First impressions count when a prospective buyer views your property so follow our tips to avoid these 8 top turn-offs.

When preparing your home for property photography and viewings the intention is to show your property at its best and simplest so a prospective buyer can visualise themselves living in the space, so that individuals can picture themselves comfortable living in the property.

From the approach to the home, through every room and to the furthest corner of the back garden take a walk through your property as if for the first time and try to think objectively about things that could be improved, often surprisingly easily.

8 tips to avoid turning off buyers

  1. Tidy Contemporary homeClutter – The presence of clutter screams ‘there is not enough space in this house’. We all know we don’t live in spotless show homes and things get used and move around on a daily basis, but the clearer the space the bigger the room looks and the easier it is for the buyer to imagine themselves using the rooms. This is an ideal time to have a clear out, no need to take any unwanted stuff to your next home.
  2. Dirty Kitchen – Often cited as the heart of the home the kitchen must be clean and uncluttered. As the food preparation area people want to feel confident and comfortable they could step in and use the kitchen straight away.
  3. Dirty Bathroom – As one of the key deciding rooms in a property the bathroom should sparkle. Whatever condition it is in it should be clean, there are some excellent products available to deal with even the toughest marks.
  4. Coloured bathroom suites – These are like Marmite, some people love them, some people hate them but to appeal to the biggest audience a white suite can make a huge difference. Consider if the update is affordable, it could cost you in time finding the right buyer and affect the offer they are willing to put forward.
  5. Unfamiliar plants – An overgrown garden can raise alarm bells, ‘what could be under the undergrowth?’ and many buyers are now familiar to look out for the highly invasive Japanese Knotweed. Tame your garden and ideally present it ‘ready to use’ so a buyer can visualise themselves enjoying the space. If you do find Japanese Knotweed (oval/heart shaped leaves with reddish stem and tiny white flowers) consult guidance from DEFRA here.
  6. Fleet Train StationTransport noise – If you live near a busy road or rail link make sure windows and doors close properly to shut out the noise, small repairs can make a big difference here, a loose hinge or catch could cost just £30 to resolve.
  7. Multiple pets – although these well-loved members of your family make you feel at home, a potential purchaser will be considering the possible damage pets might have done to a property as well as issues this could cause for people moving who have allergies. Removing pets from a home for viewings if possible is advantageous, an Open House Event can provide a good solution for owners of multiple pets to get the menagerie out of the house for a short window of time when many property viewings can be carried out.
  8. Untidy communal areas – Communal areas inside and outside property, in housing developments or apartment buildings, give a general impression about the neighbouring occupants and the community the buyer will be moving in to. Pay attention to these areas as well as your own home when preparing for a viewing.
  9. Sellers conducting viewings – A seller conducting a viewing can be off putting for a buyer for several reasons, motivated vendors might be too pushy or enthusiastic, omit pertinent details or make a buyer feel uncomfortable particularly if they have questions to ask. Vendors conducting viewings is not always a disaster, it can allow for frank discussions, however professional estate agents are trained in how to effectively present property and adhere to codes of conduct which ensure accurate information is provided.

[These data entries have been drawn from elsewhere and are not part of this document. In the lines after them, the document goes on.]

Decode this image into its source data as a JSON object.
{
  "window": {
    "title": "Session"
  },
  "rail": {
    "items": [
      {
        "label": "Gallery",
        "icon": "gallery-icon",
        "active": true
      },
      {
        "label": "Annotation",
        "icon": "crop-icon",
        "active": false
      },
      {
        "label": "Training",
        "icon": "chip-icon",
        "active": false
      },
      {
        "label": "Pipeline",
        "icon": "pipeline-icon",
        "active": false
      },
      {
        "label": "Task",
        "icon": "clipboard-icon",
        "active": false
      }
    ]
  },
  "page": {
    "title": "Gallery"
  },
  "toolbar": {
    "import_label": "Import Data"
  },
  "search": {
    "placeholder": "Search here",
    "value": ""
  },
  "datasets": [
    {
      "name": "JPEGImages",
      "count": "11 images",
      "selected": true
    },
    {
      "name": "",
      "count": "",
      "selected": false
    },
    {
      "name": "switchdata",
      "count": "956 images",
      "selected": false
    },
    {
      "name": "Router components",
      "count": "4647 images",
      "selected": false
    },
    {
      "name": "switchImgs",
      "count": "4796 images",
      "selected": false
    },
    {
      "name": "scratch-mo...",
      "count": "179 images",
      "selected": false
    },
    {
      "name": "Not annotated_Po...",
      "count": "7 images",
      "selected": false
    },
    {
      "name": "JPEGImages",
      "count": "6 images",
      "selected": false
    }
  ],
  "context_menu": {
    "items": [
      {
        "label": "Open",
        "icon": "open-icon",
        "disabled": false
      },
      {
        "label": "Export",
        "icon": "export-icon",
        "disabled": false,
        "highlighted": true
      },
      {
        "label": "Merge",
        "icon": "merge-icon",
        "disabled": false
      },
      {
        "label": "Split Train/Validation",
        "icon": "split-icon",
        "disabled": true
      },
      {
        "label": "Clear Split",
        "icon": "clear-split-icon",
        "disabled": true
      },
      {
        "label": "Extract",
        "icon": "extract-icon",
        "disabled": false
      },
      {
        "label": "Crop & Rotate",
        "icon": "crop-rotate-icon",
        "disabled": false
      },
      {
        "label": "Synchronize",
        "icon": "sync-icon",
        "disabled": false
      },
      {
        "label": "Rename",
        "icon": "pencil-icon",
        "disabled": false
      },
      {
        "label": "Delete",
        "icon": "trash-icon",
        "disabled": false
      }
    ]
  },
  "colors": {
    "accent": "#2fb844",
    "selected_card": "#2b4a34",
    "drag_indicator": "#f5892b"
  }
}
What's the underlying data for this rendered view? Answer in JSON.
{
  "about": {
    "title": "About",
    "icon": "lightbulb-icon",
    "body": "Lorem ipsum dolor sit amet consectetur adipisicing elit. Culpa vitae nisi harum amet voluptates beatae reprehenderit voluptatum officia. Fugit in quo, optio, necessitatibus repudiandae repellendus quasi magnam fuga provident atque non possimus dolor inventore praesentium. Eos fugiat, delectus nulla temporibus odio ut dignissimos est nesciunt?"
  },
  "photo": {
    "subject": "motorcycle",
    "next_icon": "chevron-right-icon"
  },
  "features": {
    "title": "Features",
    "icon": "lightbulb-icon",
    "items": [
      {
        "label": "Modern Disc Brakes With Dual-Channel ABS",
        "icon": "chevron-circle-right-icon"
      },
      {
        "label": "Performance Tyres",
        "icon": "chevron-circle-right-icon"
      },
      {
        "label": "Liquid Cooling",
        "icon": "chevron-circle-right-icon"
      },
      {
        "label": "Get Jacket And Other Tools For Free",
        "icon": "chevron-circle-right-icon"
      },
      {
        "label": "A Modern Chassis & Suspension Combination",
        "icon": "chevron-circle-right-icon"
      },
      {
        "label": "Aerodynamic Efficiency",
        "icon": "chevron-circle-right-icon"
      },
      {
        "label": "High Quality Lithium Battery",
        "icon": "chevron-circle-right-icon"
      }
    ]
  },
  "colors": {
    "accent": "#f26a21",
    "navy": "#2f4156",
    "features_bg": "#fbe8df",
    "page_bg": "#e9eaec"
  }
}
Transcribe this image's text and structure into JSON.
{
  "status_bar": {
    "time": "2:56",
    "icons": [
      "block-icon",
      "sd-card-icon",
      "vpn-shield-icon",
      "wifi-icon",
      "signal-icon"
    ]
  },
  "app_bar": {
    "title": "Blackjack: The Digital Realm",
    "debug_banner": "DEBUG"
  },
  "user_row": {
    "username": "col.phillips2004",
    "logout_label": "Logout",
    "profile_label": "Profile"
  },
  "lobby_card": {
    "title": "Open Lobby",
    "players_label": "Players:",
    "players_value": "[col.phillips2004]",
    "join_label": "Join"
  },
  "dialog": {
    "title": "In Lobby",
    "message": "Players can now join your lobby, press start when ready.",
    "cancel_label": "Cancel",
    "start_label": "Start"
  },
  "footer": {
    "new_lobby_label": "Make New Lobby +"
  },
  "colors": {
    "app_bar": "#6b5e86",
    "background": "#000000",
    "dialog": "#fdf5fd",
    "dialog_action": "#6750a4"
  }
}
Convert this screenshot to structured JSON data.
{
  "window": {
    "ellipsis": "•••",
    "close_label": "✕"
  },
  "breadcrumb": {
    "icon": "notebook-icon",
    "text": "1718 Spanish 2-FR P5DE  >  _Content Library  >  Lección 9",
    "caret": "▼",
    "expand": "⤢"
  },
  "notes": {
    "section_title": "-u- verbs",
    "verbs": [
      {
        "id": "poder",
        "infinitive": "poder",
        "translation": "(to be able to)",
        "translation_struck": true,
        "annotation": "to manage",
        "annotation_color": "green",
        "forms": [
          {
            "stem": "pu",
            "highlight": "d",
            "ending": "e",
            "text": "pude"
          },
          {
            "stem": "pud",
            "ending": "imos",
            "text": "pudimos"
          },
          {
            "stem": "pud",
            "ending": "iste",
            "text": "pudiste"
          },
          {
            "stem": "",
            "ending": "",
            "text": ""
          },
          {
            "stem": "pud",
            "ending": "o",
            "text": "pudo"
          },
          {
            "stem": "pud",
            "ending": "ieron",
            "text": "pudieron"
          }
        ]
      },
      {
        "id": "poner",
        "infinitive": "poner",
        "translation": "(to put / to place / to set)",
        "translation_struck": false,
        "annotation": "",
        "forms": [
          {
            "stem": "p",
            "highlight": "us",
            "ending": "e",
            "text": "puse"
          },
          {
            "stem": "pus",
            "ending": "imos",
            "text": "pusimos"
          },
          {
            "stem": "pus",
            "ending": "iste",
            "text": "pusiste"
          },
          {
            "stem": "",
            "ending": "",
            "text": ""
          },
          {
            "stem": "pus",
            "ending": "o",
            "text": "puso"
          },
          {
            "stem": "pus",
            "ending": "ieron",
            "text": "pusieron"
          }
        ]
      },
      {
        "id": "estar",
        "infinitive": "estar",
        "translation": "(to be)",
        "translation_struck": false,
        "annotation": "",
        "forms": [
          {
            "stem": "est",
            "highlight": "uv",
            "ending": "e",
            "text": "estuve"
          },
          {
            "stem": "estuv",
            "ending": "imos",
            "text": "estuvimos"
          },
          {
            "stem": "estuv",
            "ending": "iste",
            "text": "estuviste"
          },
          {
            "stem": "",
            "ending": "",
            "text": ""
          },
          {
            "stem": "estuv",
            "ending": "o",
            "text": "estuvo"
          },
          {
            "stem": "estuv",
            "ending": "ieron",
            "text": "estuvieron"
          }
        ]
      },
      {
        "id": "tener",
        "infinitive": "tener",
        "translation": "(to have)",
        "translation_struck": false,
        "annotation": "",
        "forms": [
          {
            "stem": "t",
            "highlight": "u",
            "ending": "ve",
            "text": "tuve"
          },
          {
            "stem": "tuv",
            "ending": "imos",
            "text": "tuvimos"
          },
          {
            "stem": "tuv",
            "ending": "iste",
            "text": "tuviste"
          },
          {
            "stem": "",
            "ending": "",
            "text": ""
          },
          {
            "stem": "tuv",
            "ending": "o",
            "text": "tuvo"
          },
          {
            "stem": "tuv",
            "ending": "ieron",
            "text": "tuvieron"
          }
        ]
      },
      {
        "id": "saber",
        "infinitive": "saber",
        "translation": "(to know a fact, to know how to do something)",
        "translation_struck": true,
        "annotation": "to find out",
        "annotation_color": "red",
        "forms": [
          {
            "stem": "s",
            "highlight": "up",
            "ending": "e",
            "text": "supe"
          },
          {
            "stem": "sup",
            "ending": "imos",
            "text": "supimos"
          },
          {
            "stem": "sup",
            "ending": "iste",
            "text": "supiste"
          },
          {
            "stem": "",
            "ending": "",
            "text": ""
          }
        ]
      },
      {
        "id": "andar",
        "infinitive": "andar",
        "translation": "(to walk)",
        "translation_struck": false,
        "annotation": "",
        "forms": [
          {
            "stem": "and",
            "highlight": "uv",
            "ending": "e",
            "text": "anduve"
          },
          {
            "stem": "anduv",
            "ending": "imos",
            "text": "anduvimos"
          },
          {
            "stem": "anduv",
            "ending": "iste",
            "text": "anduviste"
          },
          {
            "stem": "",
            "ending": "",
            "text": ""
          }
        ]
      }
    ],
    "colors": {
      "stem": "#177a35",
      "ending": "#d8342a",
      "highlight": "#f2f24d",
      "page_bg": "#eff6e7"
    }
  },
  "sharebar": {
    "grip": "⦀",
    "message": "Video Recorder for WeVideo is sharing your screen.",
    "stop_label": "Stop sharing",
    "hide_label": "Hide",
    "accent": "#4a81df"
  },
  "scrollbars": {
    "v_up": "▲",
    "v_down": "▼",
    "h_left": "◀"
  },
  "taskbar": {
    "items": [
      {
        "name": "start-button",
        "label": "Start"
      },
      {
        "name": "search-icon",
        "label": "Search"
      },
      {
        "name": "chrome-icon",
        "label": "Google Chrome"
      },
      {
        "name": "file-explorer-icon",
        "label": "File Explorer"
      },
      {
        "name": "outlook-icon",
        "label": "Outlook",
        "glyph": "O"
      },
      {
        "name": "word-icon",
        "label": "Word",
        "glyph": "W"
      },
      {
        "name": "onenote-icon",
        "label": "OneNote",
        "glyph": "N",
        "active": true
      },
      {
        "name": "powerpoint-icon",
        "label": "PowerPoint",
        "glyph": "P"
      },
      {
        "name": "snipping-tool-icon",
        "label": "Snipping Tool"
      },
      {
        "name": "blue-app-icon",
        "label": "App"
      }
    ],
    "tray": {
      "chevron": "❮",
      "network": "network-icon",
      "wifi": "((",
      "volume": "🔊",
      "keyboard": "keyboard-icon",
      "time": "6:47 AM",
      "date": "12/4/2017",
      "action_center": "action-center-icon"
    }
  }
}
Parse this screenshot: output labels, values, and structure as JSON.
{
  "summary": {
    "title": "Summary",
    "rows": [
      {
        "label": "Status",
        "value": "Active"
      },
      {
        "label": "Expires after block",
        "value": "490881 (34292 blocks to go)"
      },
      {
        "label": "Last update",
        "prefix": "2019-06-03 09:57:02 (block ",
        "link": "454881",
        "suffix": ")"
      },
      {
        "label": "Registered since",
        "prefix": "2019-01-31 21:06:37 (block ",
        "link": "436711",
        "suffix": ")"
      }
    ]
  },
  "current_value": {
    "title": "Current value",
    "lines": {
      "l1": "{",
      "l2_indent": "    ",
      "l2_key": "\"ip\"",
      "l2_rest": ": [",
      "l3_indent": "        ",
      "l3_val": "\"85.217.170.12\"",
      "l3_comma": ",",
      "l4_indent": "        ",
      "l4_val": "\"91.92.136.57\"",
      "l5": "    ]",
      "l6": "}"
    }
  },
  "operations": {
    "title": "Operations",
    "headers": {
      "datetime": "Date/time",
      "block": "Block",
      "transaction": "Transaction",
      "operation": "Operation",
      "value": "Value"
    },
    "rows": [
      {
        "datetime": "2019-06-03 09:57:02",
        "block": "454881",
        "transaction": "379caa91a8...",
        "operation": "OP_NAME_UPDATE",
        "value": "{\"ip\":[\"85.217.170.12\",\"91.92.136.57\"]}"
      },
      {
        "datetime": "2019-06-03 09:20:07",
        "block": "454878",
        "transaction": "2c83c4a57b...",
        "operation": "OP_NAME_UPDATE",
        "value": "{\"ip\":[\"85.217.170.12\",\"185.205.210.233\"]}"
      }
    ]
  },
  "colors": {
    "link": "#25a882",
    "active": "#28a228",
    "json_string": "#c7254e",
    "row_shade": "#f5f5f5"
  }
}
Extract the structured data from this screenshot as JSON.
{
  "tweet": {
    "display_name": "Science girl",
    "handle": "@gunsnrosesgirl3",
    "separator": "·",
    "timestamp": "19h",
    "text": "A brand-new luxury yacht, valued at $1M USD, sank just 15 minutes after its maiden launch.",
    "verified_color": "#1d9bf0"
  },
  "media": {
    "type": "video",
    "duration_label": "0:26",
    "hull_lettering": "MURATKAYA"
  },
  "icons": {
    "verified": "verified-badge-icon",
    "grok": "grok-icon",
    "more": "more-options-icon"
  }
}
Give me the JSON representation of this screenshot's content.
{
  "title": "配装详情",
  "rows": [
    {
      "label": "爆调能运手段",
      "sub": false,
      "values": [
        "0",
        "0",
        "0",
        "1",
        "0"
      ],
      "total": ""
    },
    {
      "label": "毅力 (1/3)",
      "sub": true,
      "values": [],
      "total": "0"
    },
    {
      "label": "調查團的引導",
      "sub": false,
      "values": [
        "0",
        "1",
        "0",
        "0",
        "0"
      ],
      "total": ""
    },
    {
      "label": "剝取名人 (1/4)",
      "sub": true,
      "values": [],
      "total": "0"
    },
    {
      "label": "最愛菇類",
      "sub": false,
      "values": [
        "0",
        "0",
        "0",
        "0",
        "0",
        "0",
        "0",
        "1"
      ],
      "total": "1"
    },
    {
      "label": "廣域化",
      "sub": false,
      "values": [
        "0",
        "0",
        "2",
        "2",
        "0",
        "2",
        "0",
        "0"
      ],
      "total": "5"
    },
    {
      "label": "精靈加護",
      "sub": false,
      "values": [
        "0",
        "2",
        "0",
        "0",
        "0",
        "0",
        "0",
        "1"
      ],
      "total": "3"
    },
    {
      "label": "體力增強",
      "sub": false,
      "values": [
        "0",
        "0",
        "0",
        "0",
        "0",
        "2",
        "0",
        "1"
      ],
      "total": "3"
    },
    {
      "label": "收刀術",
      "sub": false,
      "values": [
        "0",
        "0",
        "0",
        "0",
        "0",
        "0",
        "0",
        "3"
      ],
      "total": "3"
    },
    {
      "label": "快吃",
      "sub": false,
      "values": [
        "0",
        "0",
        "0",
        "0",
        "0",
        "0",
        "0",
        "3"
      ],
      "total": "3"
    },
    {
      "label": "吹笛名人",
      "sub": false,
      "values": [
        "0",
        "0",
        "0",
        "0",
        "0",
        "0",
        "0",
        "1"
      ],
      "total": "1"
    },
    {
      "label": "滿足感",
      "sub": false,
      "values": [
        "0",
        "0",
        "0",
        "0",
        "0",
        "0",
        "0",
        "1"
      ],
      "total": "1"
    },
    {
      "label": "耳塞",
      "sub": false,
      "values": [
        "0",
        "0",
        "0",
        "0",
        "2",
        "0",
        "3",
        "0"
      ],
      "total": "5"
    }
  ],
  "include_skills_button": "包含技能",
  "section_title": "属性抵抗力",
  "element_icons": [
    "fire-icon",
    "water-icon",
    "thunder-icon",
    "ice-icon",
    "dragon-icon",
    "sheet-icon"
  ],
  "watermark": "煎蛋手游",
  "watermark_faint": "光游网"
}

Following these tips to prepare your home for property photography, viewings or an Open House Event will help buyers view your property favourably when looking at the property details in print or on the internet, and then when visiting the property and deciding whether or not to make an offer on your home.